## WORK ITEM
Each line below needs to be duplicated without alteration.

Records from a data collection
++++

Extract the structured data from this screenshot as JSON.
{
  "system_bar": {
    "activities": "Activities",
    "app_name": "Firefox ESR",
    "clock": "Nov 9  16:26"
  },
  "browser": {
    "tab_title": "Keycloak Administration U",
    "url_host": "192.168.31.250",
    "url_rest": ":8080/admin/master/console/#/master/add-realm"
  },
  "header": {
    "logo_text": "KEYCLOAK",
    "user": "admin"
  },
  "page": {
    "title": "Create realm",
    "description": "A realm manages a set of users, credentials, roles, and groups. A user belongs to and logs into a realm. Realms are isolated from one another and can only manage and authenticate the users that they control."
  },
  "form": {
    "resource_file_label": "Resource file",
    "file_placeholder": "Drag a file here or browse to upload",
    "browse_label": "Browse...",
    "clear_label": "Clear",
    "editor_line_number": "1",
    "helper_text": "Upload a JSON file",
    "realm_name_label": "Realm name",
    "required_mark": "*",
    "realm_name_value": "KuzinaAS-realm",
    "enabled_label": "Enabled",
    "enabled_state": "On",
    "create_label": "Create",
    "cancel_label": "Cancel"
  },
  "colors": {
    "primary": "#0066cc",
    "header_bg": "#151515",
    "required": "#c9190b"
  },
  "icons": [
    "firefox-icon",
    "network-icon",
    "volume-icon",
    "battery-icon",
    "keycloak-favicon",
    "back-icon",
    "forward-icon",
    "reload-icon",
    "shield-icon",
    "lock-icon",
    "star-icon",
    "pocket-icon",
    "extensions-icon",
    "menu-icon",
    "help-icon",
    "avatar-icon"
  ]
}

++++

## WRITTEN SOLUTION
Extract the structured data from this screenshot as JSON.
{
  "system_bar": {
    "activities": "Activities",
    "app_name": "Firefox ESR",
    "clock": "Nov 9  16:26"
  },
  "browser": {
    "tab_title": "Keycloak Administration U",
    "url_host": "192.168.31.250",
    "url_rest": ":8080/admin/master/console/#/master/add-realm"
  },
  "header": {
    "logo_text": "KEYCLOAK",
    "user": "admin"
  },
  "page": {
    "title": "Create realm",
    "description": "A realm manages a set of users, credentials, roles, and groups. A user belongs to and logs into a realm. Realms are isolated from one another and can only manage and authenticate the users that they control."
  },
  "form": {
    "resource_file_label": "Resource file",
    "file_placeholder": "Drag a file here or browse to upload",
    "browse_label": "Browse...",
    "clear_label": "Clear",
    "editor_line_number": "1",
    "helper_text": "Upload a JSON file",
    "realm_name_label": "Realm name",
    "required_mark": "*",
    "realm_name_value": "KuzinaAS-realm",
    "enabled_label": "Enabled",
    "enabled_state": "On",
    "create_label": "Create",
    "cancel_label": "Cancel"
  },
  "colors": {
    "primary": "#0066cc",
    "header_bg": "#151515",
    "required": "#c9190b"
  },
  "icons": [
    "firefox-icon",
    "network-icon",
    "volume-icon",
    "battery-icon",
    "keycloak-favicon",
    "back-icon",
    "forward-icon",
    "reload-icon",
    "shield-icon",
    "lock-icon",
    "star-icon",
    "pocket-icon",
    "extensions-icon",
    "menu-icon",
    "help-icon",
    "avatar-icon"
  ]
}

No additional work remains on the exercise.